Now, it seems, all past rules of fair play have gone out the window.

If the Rays or the Reds or the Twins can't afford the risk of being stuck with a waiver claim, too bad -- it just puts those who can in the more enviable position. It gives teams with financial flexibility the upper hand, another advantage in their pocket for a postseason push.

It's fair to argue that this inequality isn't as much of an issue with teams out of contention, as clubs playing for the future can use August to take a crack at shedding hefty and restricting contracts. You saw this last year, as the Blue Jays said au revoir to Alex Rios and the more than $60 million in guaranteed money the outfielder still had coming from a seven-year deal he signed the year before.

When the White Sox made the surprising claim, Toronto jumped at the chance to bolster its future financial flexibility.

If the Dodgers place Manny Ramirez on waivers this week, as they are reportedly leaning toward doing, a claim on the outfielder could relieve Los Angeles of about $4.4 million.

No one is likely to hear complaints about this waiver process from the Astros, who landed Jeff Bagwell (then in Double-A) by trading reliever Larry Anderson to the Red Sox on the last day of August in 1990. Houston was 17 games out of first at the time.

Nor does Atlanta forget how it acquired John Smoltz from Detroit in August 1987 for starter Doyle Alexander. A history lesson isn't needed to know what Smoltz meant to the Braves' franchise from that point forward.

This can indeed be a month where contracts are shed and prospects are procured.

In the big picture, though, this process, which works under the pretense that it was established to help the poor, inherently aids the rich. So why not just get rid of the August waiver practice altogether? No one seems to know where it came from, and this would clear up all that deadline (Is it July 31? Is it Aug. 31?) confusion.

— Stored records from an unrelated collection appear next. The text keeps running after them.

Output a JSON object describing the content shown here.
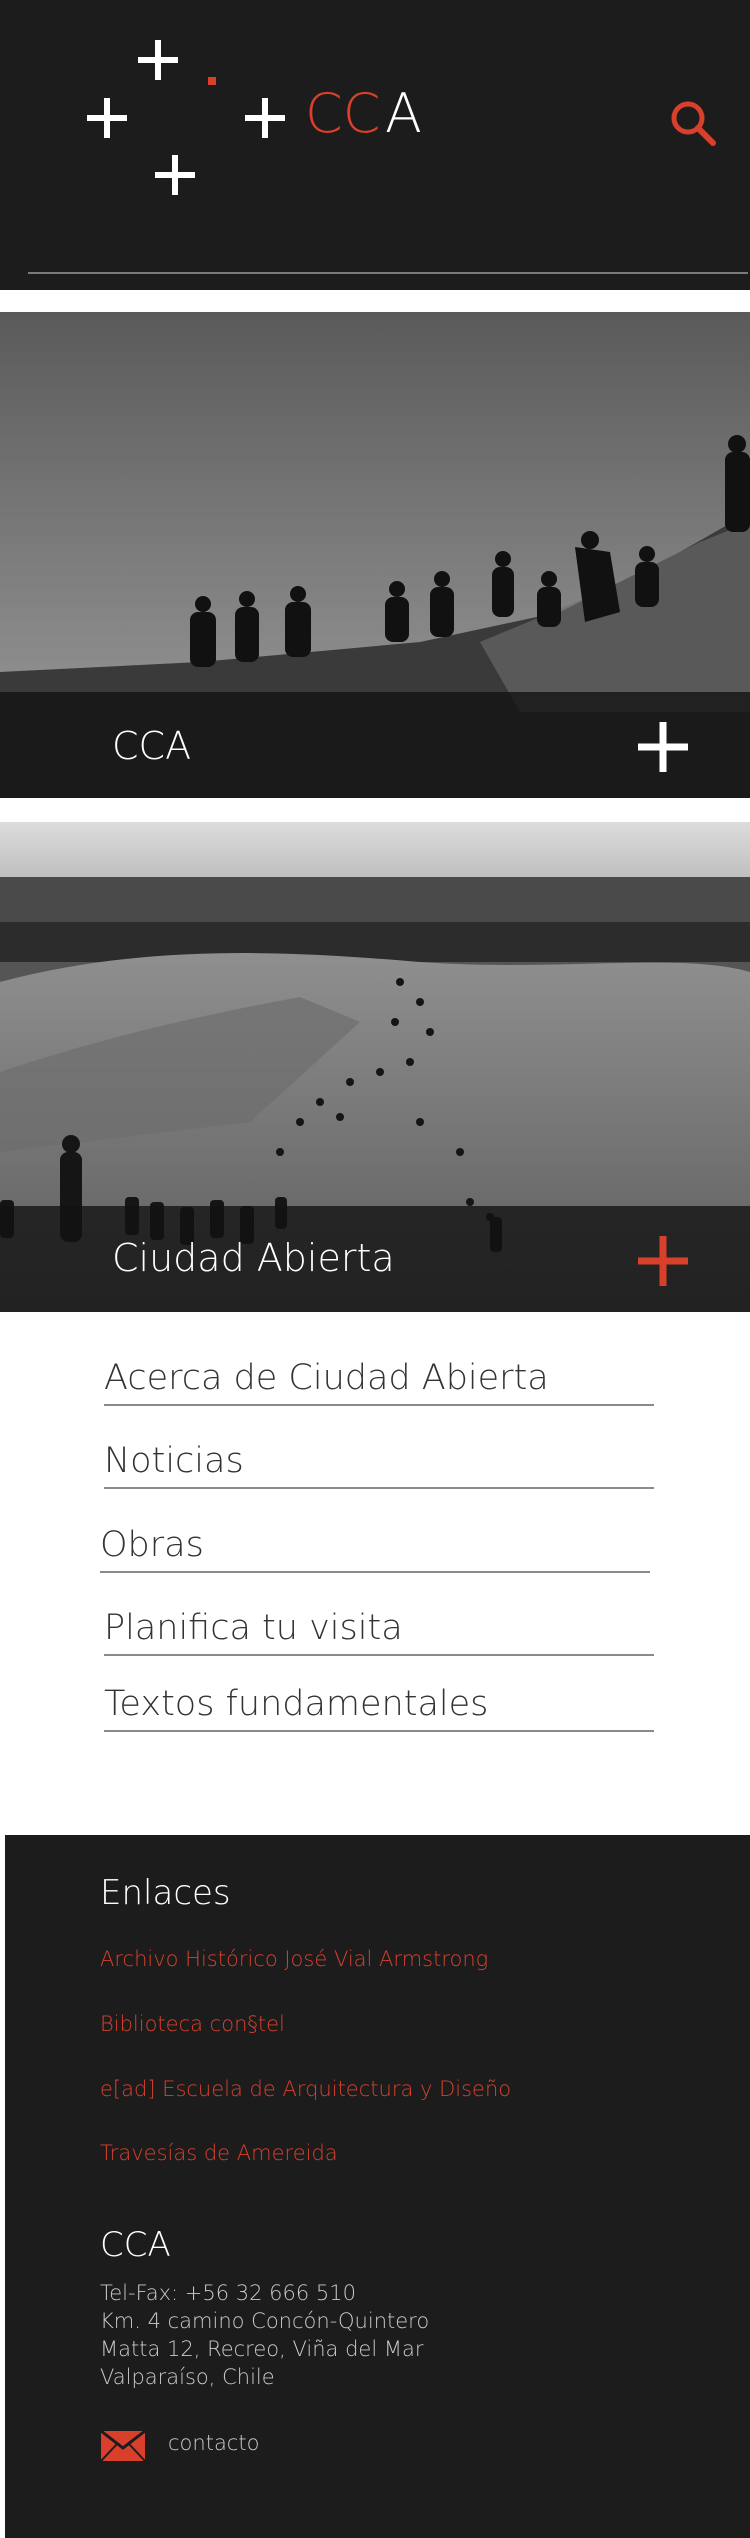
{
  "colors": {
    "accent": "#d8402c",
    "dark": "#1d1c1d",
    "text": "#333333"
  },
  "header": {
    "logo_text_a": "CC",
    "logo_text_b": "A",
    "search_icon": "search-icon"
  },
  "hero": [
    {
      "title": "CCA",
      "icon": "plus-icon"
    },
    {
      "title": "Ciudad Abierta",
      "icon": "plus-icon"
    }
  ],
  "menu": [
    "Acerca de Ciudad Abierta",
    "Noticias",
    "Obras",
    "Planifica tu visita",
    "Textos fundamentales"
  ],
  "footer": {
    "links_heading": "Enlaces",
    "links": [
      "Archivo Histórico José Vial Armstrong",
      "Biblioteca con§tel",
      "e[ad] Escuela de Arquitectura y Diseño",
      "Travesías de Amereida"
    ],
    "org_heading": "CCA",
    "address": [
      "Tel-Fax: +56 32 666 510",
      "Km. 4 camino Concón-Quintero",
      "Matta 12, Recreo, Viña del Mar",
      "Valparaíso, Chile"
    ],
    "contact_label": "contacto",
    "contact_icon": "mail-icon"
  }
}
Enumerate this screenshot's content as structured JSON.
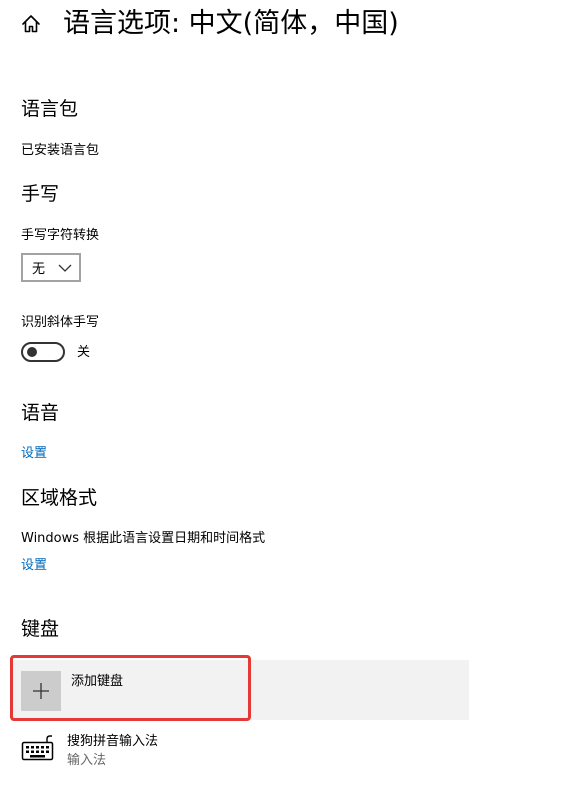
{
  "header": {
    "title": "语言选项: 中文(简体，中国)"
  },
  "language_pack": {
    "title": "语言包",
    "status": "已安装语言包"
  },
  "handwriting": {
    "title": "手写",
    "conversion_label": "手写字符转换",
    "conversion_value": "无",
    "italic_label": "识别斜体手写",
    "italic_toggle_state": "关",
    "italic_toggle_on": false
  },
  "speech": {
    "title": "语音",
    "settings_link": "设置"
  },
  "regional_format": {
    "title": "区域格式",
    "description": "Windows 根据此语言设置日期和时间格式",
    "settings_link": "设置"
  },
  "keyboard": {
    "title": "键盘",
    "add_label": "添加键盘",
    "items": [
      {
        "name": "搜狗拼音输入法",
        "type": "输入法"
      }
    ]
  },
  "colors": {
    "link": "#0067b8",
    "highlight": "#e53935",
    "row_bg": "#f2f2f2",
    "tile_bg": "#cccccc"
  }
}
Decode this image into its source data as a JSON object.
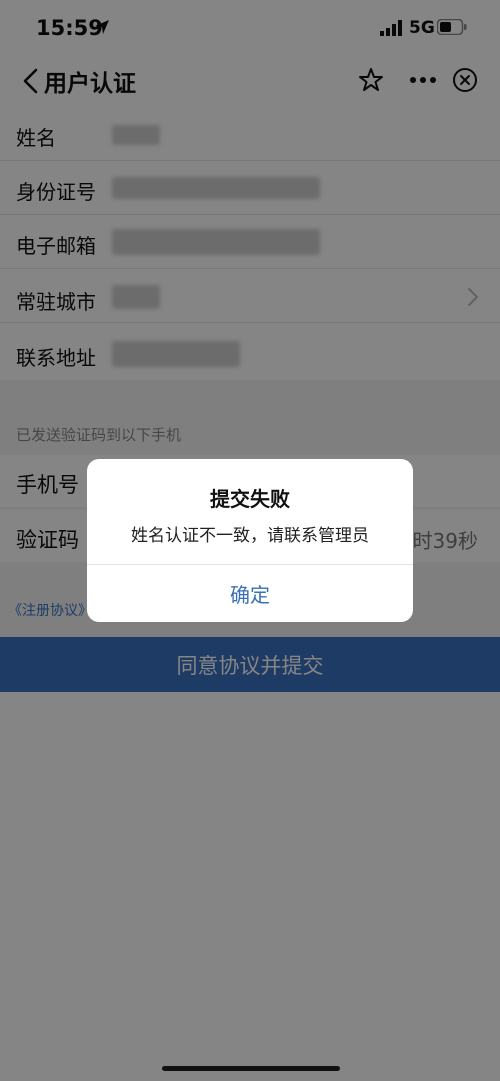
{
  "status_bar": {
    "time": "15:59",
    "network": "5G"
  },
  "nav": {
    "title": "用户认证"
  },
  "form": {
    "rows": [
      {
        "label": "姓名"
      },
      {
        "label": "身份证号"
      },
      {
        "label": "电子邮箱"
      },
      {
        "label": "常驻城市"
      },
      {
        "label": "联系地址"
      }
    ],
    "sent_note": "已发送验证码到以下手机",
    "phone_label": "手机号",
    "code_label": "验证码",
    "countdown": "时39秒",
    "agreement_link": "《注册协议》"
  },
  "submit": {
    "label": "同意协议并提交"
  },
  "dialog": {
    "title": "提交失败",
    "message": "姓名认证不一致，请联系管理员",
    "confirm_label": "确定"
  },
  "colors": {
    "accent": "#3a72c2",
    "link": "#3a6fb5"
  },
  "icons": [
    "location-arrow-icon",
    "signal-icon",
    "battery-icon",
    "back-icon",
    "star-icon",
    "more-icon",
    "close-icon",
    "chevron-right-icon"
  ]
}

One deadline -- make it whatever date you wish -- with one uniform process for player acquisition would cure a lot of headaches. And for a sport that incessantly tries to convince a skeptical public that there is equality among the 30, it might be a good first step.